Wahl Bartmann, CEO of Fidelity Services Group, has confirmed that they have increased patrols at schools in their coverage area between drop-off and home time.
Bartmann urged parents to provide their children with knowledge and make them street smart, as well as the confidence to report any potentially unusual circumstance, whether in person or online.
He reiterates that the “clients“ in kidnapping cases are as diverse as the crime itself; they can be anyone from criminal organisations and political extremists to ransom kidnappers, ”express“ kidnappers and family members embroiled in a dispute of some sort.
He shares simple actions which can keep a child or young adult safe.
Teach your children
They must always walk to or from school with a friend or friends. Stick to streets they know never take shortcuts through quiet areas or empty parking lots and never walk with cellphones and iPads in full view.
If they get picked up at school, they should never leave the premises but always wait inside the schoolgrounds for their lift to arrive.
Younger children particularly must never get into a stranger’s car, even if the stranger claims that someone they love is hurt and that they have been sent to pick them up. Remind them that you would never send someone they don’t know to fetch them.
Consider using a password system.

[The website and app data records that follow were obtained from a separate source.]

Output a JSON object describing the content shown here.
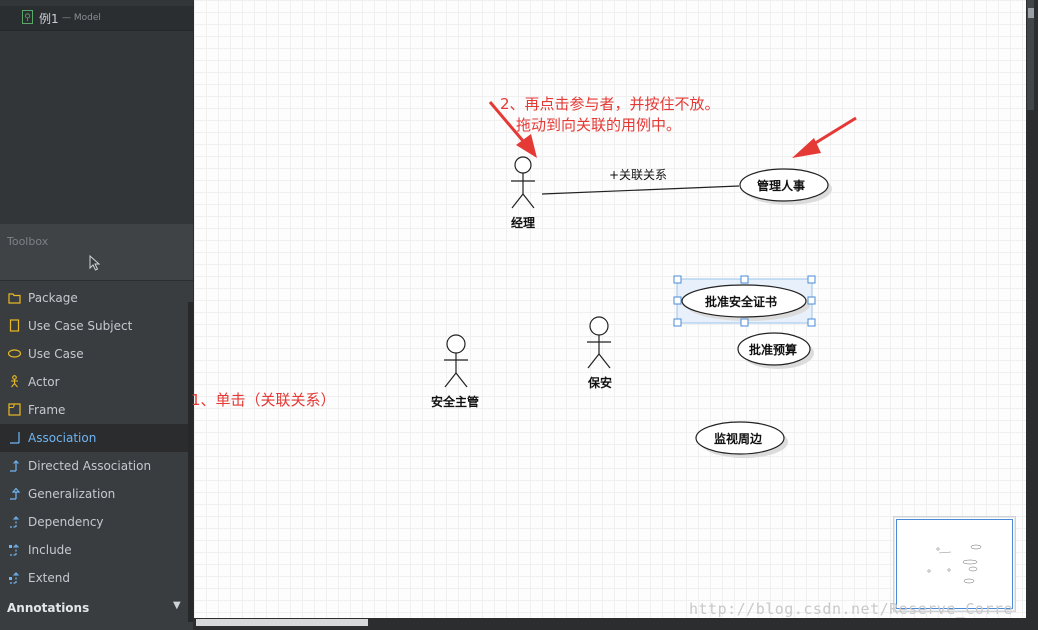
{
  "model": {
    "name": "例1",
    "type": "— Model",
    "icon": "use-case-diagram-icon"
  },
  "toolbox": {
    "title": "Toolbox",
    "items": [
      {
        "label": "Package",
        "icon": "package-icon"
      },
      {
        "label": "Use Case Subject",
        "icon": "use-case-subject-icon"
      },
      {
        "label": "Use Case",
        "icon": "use-case-icon"
      },
      {
        "label": "Actor",
        "icon": "actor-icon"
      },
      {
        "label": "Frame",
        "icon": "frame-icon"
      },
      {
        "label": "Association",
        "icon": "association-icon",
        "selected": true
      },
      {
        "label": "Directed Association",
        "icon": "directed-association-icon"
      },
      {
        "label": "Generalization",
        "icon": "generalization-icon"
      },
      {
        "label": "Dependency",
        "icon": "dependency-icon"
      },
      {
        "label": "Include",
        "icon": "include-icon"
      },
      {
        "label": "Extend",
        "icon": "extend-icon"
      }
    ],
    "section": "Annotations"
  },
  "diagram": {
    "notes": {
      "step2_line1": "2、再点击参与者，并按住不放。",
      "step2_line2": "拖动到向关联的用例中。",
      "step1": "1、单击（关联关系）"
    },
    "association_label": "+关联关系",
    "actors": {
      "manager": "经理",
      "security_chief": "安全主管",
      "guard": "保安"
    },
    "use_cases": {
      "hr": "管理人事",
      "approve_cert": "批准安全证书",
      "approve_budget": "批准预算",
      "monitor": "监视周边"
    }
  },
  "watermark": "http://blog.csdn.net/Reserve_Corre",
  "colors": {
    "accent": "#6fb5f2",
    "annotation_red": "#e53935",
    "selection": "#4a8ad4"
  }
}
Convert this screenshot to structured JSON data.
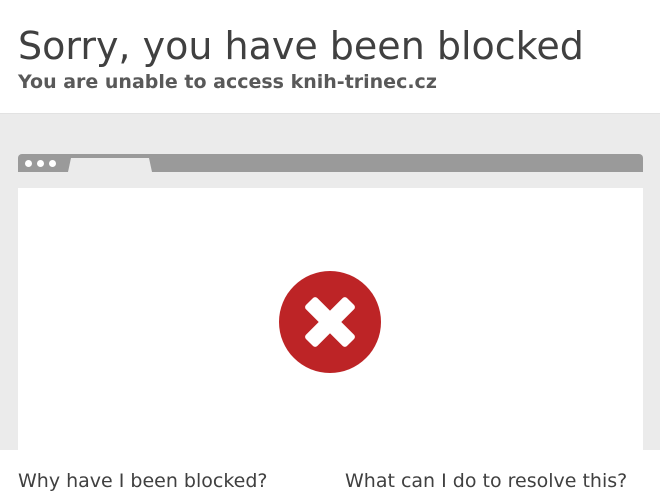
{
  "header": {
    "title": "Sorry, you have been blocked",
    "subtitle": "You are unable to access knih-trinec.cz"
  },
  "illustration": {
    "icon": "blocked-x-icon",
    "colors": {
      "error_red": "#bd2426",
      "frame_gray": "#9a9a9a",
      "band_gray": "#ebebeb"
    }
  },
  "sections": {
    "why_heading": "Why have I been blocked?",
    "resolve_heading": "What can I do to resolve this?"
  }
}
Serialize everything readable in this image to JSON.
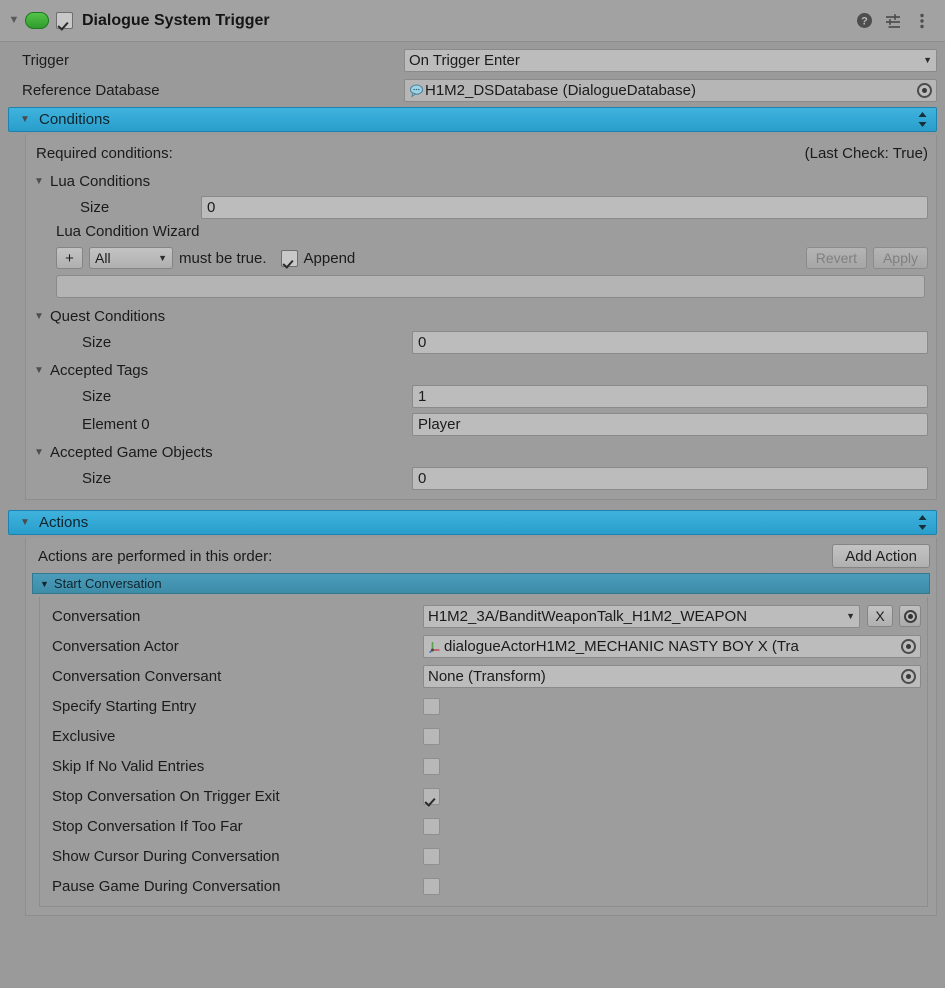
{
  "component": {
    "title": "Dialogue System Trigger",
    "enabled_checkbox": true,
    "script_icon": "script-component-icon",
    "header_icons": [
      "help-icon",
      "preset-icon",
      "more-menu-icon"
    ],
    "accent_blue": "#2a9ecb",
    "accent_teal": "#3d8da9",
    "background": "#9a9a9a"
  },
  "properties": [
    {
      "label": "Trigger",
      "value": "On Trigger Enter",
      "kind": "dropdown"
    },
    {
      "label": "Reference Database",
      "value": "H1M2_DSDatabase (DialogueDatabase)",
      "kind": "object",
      "icon": "dialogue-database-icon"
    }
  ],
  "conditions": {
    "header": "Conditions",
    "required_label": "Required conditions:",
    "last_check": "(Last Check: True)",
    "lua_conditions": {
      "label": "Lua Conditions",
      "size_label": "Size",
      "size_value": "0"
    },
    "lua_wizard": {
      "label": "Lua Condition Wizard",
      "add_button": "+",
      "mode": "All",
      "must_be_true": "must be true.",
      "append_label": "Append",
      "append_checked": true,
      "revert_button": "Revert",
      "apply_button": "Apply",
      "code_field_value": ""
    },
    "quest_conditions": {
      "label": "Quest Conditions",
      "size_label": "Size",
      "size_value": "0"
    },
    "accepted_tags": {
      "label": "Accepted Tags",
      "size_label": "Size",
      "size_value": "1",
      "element_label": "Element 0",
      "element_value": "Player"
    },
    "accepted_game_objects": {
      "label": "Accepted Game Objects",
      "size_label": "Size",
      "size_value": "0"
    }
  },
  "actions": {
    "header": "Actions",
    "order_note": "Actions are performed in this order:",
    "add_action_button": "Add Action",
    "start_conversation": {
      "header": "Start Conversation",
      "fields": [
        {
          "label": "Conversation",
          "value": "H1M2_3A/BanditWeaponTalk_H1M2_WEAPON",
          "kind": "dropdown-with-clear",
          "clear_button": "X"
        },
        {
          "label": "Conversation Actor",
          "value": "dialogueActorH1M2_MECHANIC NASTY BOY X (Tra",
          "kind": "object",
          "icon": "transform-icon"
        },
        {
          "label": "Conversation Conversant",
          "value": "None (Transform)",
          "kind": "object"
        }
      ],
      "toggles": [
        {
          "label": "Specify Starting Entry",
          "checked": false
        },
        {
          "label": "Exclusive",
          "checked": false
        },
        {
          "label": "Skip If No Valid Entries",
          "checked": false
        },
        {
          "label": "Stop Conversation On Trigger Exit",
          "checked": true
        },
        {
          "label": "Stop Conversation If Too Far",
          "checked": false
        },
        {
          "label": "Show Cursor During Conversation",
          "checked": false
        },
        {
          "label": "Pause Game During Conversation",
          "checked": false
        }
      ]
    }
  }
}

If the person coming to collect you from school cannot repeat the password you and your child agreed on, they should not get into the car but immediately ask for help.
If a stranger approaches your child, they should not talk to them no matter how friendly they may seem. If someone tries to grab them, they need to fight, kick and shout.
If your child does encounter any suspicious activity, encourage them to get a good look and memorise their physical details and clothing, as well as the vehicle they are in. Listen for any names or other details that might help identify them later.
Make sure your children memorise their full names, address and phone number. Using a play phone, teach them when and how to dial 10111. If they are older they should have emergency numbers programmed into their phone or consider having a safety App on their phone.
• Older children should keep their valuables out of sight at all times and not use headphones as this dampens their ability to sense their surroundings.
“The more you cut your senses off the easier it is for someone to take you by surprise. Stay alert!” says Bartmann
Alter their route: If they are walking home or to public transport they need to alter their route. Even if it takes longer, always use a route that is well-lit and populated with houses and other walkers instead of taking shortcuts through less-friendly areas. If you feel threatened, you can at least knock on someone’s door for help if you’re walking through a familiar neighbourhood.
If you are using a taxi service, ensure it is a bona fide service provider.
Be extra-cautious to go and meet anyone who befriends you on social media. Always meet in a public space with two or three friends as back-up.
Be cautious about being lured by people offering you a job or modelling contract. Remember safety in numbers.
Being open and honest is the only way to approach the dangers of social media with children, Bartmann says.
“We live in the digital age so it is difficult for parents to deny their children social media, as it’s tremendously useful for educational resources and to connect them with their peers. However, the platforms children use today can also make them easy targets for predators and kidnappers,” he says.